* _Your goal_
Your answer must restate the listing below word for word and contain no images.

* _Dataset_
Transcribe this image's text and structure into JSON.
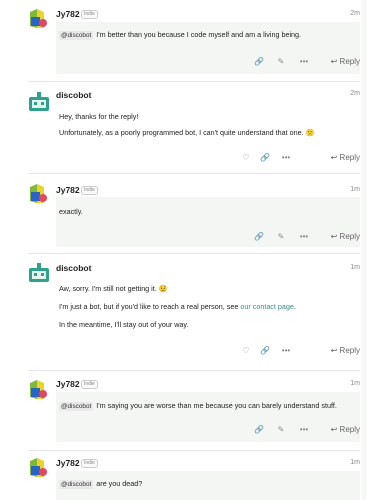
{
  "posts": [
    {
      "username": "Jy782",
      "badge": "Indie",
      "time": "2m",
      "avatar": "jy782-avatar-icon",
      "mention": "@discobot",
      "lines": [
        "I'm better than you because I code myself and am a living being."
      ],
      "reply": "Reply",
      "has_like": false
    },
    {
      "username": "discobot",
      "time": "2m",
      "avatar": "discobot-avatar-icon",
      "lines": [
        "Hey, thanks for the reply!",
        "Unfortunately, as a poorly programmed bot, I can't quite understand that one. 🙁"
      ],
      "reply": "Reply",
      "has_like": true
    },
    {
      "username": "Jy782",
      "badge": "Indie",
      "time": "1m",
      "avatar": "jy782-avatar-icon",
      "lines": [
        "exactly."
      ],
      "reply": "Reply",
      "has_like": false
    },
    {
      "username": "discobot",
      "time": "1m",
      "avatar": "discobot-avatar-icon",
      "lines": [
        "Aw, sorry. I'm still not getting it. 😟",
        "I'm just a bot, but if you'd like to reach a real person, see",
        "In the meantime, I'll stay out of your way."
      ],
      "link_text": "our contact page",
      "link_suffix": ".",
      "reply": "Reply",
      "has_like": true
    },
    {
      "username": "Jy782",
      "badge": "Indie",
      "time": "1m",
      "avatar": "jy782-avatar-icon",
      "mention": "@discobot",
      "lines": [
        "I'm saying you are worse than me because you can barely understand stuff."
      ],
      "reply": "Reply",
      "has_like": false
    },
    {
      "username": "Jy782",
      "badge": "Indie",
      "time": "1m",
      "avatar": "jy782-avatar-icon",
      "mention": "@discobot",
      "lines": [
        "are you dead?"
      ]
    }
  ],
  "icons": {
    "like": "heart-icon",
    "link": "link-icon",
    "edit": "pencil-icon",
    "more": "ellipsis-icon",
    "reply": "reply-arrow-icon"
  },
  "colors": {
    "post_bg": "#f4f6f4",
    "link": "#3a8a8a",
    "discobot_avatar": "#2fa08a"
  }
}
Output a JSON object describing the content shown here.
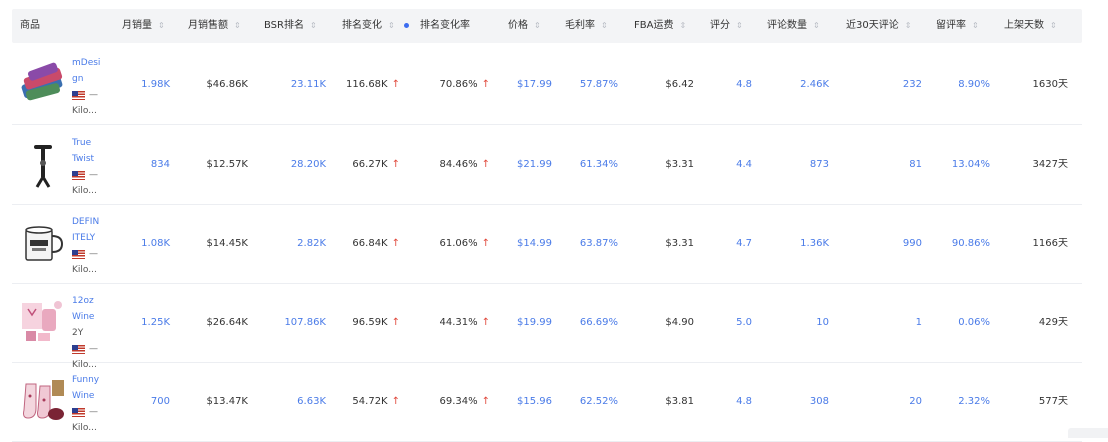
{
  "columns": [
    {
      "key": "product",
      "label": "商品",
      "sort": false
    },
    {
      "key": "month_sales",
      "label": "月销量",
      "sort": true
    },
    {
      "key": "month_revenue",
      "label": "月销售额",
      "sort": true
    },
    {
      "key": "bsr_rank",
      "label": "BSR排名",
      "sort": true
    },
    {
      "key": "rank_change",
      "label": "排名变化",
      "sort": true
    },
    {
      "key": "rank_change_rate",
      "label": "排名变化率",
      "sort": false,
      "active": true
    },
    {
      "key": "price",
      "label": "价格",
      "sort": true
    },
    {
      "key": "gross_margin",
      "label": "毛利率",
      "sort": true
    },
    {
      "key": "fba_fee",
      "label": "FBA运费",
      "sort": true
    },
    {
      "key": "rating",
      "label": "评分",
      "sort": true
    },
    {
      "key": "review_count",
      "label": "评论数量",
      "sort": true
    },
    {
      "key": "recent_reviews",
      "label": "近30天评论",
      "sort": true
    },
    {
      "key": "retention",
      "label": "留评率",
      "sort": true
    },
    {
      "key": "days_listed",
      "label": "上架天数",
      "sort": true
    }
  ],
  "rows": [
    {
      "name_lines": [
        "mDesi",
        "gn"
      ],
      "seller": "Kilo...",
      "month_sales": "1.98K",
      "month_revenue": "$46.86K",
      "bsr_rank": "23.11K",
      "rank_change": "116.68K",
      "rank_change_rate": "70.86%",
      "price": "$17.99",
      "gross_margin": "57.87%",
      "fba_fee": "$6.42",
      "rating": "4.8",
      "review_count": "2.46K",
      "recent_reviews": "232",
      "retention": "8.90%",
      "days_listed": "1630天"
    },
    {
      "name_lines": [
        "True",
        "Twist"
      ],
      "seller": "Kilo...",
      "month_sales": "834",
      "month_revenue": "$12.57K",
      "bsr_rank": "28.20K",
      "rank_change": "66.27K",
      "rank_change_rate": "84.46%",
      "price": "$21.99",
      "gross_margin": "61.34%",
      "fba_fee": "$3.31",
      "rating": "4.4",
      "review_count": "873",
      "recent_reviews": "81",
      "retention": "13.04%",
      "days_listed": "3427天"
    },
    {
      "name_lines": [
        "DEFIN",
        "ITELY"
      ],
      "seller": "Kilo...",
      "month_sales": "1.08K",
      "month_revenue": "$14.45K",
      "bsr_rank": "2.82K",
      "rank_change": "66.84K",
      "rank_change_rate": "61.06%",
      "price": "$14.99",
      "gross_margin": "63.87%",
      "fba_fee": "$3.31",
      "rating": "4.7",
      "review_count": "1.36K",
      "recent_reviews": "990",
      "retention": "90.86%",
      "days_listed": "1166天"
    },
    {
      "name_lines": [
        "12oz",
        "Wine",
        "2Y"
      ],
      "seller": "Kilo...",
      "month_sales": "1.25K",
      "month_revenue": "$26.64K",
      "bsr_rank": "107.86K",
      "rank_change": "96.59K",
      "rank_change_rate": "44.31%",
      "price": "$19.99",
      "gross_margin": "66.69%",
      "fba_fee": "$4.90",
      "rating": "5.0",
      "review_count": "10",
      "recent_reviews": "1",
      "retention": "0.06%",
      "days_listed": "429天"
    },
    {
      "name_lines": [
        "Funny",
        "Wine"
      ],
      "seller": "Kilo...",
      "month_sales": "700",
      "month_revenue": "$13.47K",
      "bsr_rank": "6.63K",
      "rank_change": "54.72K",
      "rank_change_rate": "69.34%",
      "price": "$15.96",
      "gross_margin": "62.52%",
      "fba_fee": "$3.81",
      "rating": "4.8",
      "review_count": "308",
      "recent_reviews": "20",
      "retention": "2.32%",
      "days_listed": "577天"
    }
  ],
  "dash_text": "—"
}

* _Solution for this problem_
Transcribe this image's text and structure into JSON.
{
  "posts": [
    {
      "username": "Jy782",
      "badge": "Indie",
      "time": "2m",
      "avatar": "jy782-avatar-icon",
      "mention": "@discobot",
      "lines": [
        "I'm better than you because I code myself and am a living being."
      ],
      "reply": "Reply",
      "has_like": false
    },
    {
      "username": "discobot",
      "time": "2m",
      "avatar": "discobot-avatar-icon",
      "lines": [
        "Hey, thanks for the reply!",
        "Unfortunately, as a poorly programmed bot, I can't quite understand that one. 🙁"
      ],
      "reply": "Reply",
      "has_like": true
    },
    {
      "username": "Jy782",
      "badge": "Indie",
      "time": "1m",
      "avatar": "jy782-avatar-icon",
      "lines": [
        "exactly."
      ],
      "reply": "Reply",
      "has_like": false
    },
    {
      "username": "discobot",
      "time": "1m",
      "avatar": "discobot-avatar-icon",
      "lines": [
        "Aw, sorry. I'm still not getting it. 😟",
        "I'm just a bot, but if you'd like to reach a real person, see",
        "In the meantime, I'll stay out of your way."
      ],
      "link_text": "our contact page",
      "link_suffix": ".",
      "reply": "Reply",
      "has_like": true
    },
    {
      "username": "Jy782",
      "badge": "Indie",
      "time": "1m",
      "avatar": "jy782-avatar-icon",
      "mention": "@discobot",
      "lines": [
        "I'm saying you are worse than me because you can barely understand stuff."
      ],
      "reply": "Reply",
      "has_like": false
    },
    {
      "username": "Jy782",
      "badge": "Indie",
      "time": "1m",
      "avatar": "jy782-avatar-icon",
      "mention": "@discobot",
      "lines": [
        "are you dead?"
      ]
    }
  ],
  "icons": {
    "like": "heart-icon",
    "link": "link-icon",
    "edit": "pencil-icon",
    "more": "ellipsis-icon",
    "reply": "reply-arrow-icon"
  },
  "colors": {
    "post_bg": "#f4f6f4",
    "link": "#3a8a8a",
    "discobot_avatar": "#2fa08a"
  }
}
Output a JSON object describing the content shown here.
{
  "columns": [
    {
      "key": "product",
      "label": "商品",
      "sort": false
    },
    {
      "key": "month_sales",
      "label": "月销量",
      "sort": true
    },
    {
      "key": "month_revenue",
      "label": "月销售额",
      "sort": true
    },
    {
      "key": "bsr_rank",
      "label": "BSR排名",
      "sort": true
    },
    {
      "key": "rank_change",
      "label": "排名变化",
      "sort": true
    },
    {
      "key": "rank_change_rate",
      "label": "排名变化率",
      "sort": false,
      "active": true
    },
    {
      "key": "price",
      "label": "价格",
      "sort": true
    },
    {
      "key": "gross_margin",
      "label": "毛利率",
      "sort": true
    },
    {
      "key": "fba_fee",
      "label": "FBA运费",
      "sort": true
    },
    {
      "key": "rating",
      "label": "评分",
      "sort": true
    },
    {
      "key": "review_count",
      "label": "评论数量",
      "sort": true
    },
    {
      "key": "recent_reviews",
      "label": "近30天评论",
      "sort": true
    },
    {
      "key": "retention",
      "label": "留评率",
      "sort": true
    },
    {
      "key": "days_listed",
      "label": "上架天数",
      "sort": true
    }
  ],
  "rows": [
    {
      "name_lines": [
        "mDesi",
        "gn"
      ],
      "seller": "Kilo...",
      "month_sales": "1.98K",
      "month_revenue": "$46.86K",
      "bsr_rank": "23.11K",
      "rank_change": "116.68K",
      "rank_change_rate": "70.86%",
      "price": "$17.99",
      "gross_margin": "57.87%",
      "fba_fee": "$6.42",
      "rating": "4.8",
      "review_count": "2.46K",
      "recent_reviews": "232",
      "retention": "8.90%",
      "days_listed": "1630天"
    },
    {
      "name_lines": [
        "True",
        "Twist"
      ],
      "seller": "Kilo...",
      "month_sales": "834",
      "month_revenue": "$12.57K",
      "bsr_rank": "28.20K",
      "rank_change": "66.27K",
      "rank_change_rate": "84.46%",
      "price": "$21.99",
      "gross_margin": "61.34%",
      "fba_fee": "$3.31",
      "rating": "4.4",
      "review_count": "873",
      "recent_reviews": "81",
      "retention": "13.04%",
      "days_listed": "3427天"
    },
    {
      "name_lines": [
        "DEFIN",
        "ITELY"
      ],
      "seller": "Kilo...",
      "month_sales": "1.08K",
      "month_revenue": "$14.45K",
      "bsr_rank": "2.82K",
      "rank_change": "66.84K",
      "rank_change_rate": "61.06%",
      "price": "$14.99",
      "gross_margin": "63.87%",
      "fba_fee": "$3.31",
      "rating": "4.7",
      "review_count": "1.36K",
      "recent_reviews": "990",
      "retention": "90.86%",
      "days_listed": "1166天"
    },
    {
      "name_lines": [
        "12oz",
        "Wine",
        "2Y"
      ],
      "seller": "Kilo...",
      "month_sales": "1.25K",
      "month_revenue": "$26.64K",
      "bsr_rank": "107.86K",
      "rank_change": "96.59K",
      "rank_change_rate": "44.31%",
      "price": "$19.99",
      "gross_margin": "66.69%",
      "fba_fee": "$4.90",
      "rating": "5.0",
      "review_count": "10",
      "recent_reviews": "1",
      "retention": "0.06%",
      "days_listed": "429天"
    },
    {
      "name_lines": [
        "Funny",
        "Wine"
      ],
      "seller": "Kilo...",
      "month_sales": "700",
      "month_revenue": "$13.47K",
      "bsr_rank": "6.63K",
      "rank_change": "54.72K",
      "rank_change_rate": "69.34%",
      "price": "$15.96",
      "gross_margin": "62.52%",
      "fba_fee": "$3.81",
      "rating": "4.8",
      "review_count": "308",
      "recent_reviews": "20",
      "retention": "2.32%",
      "days_listed": "577天"
    }
  ],
  "dash_text": "—"
}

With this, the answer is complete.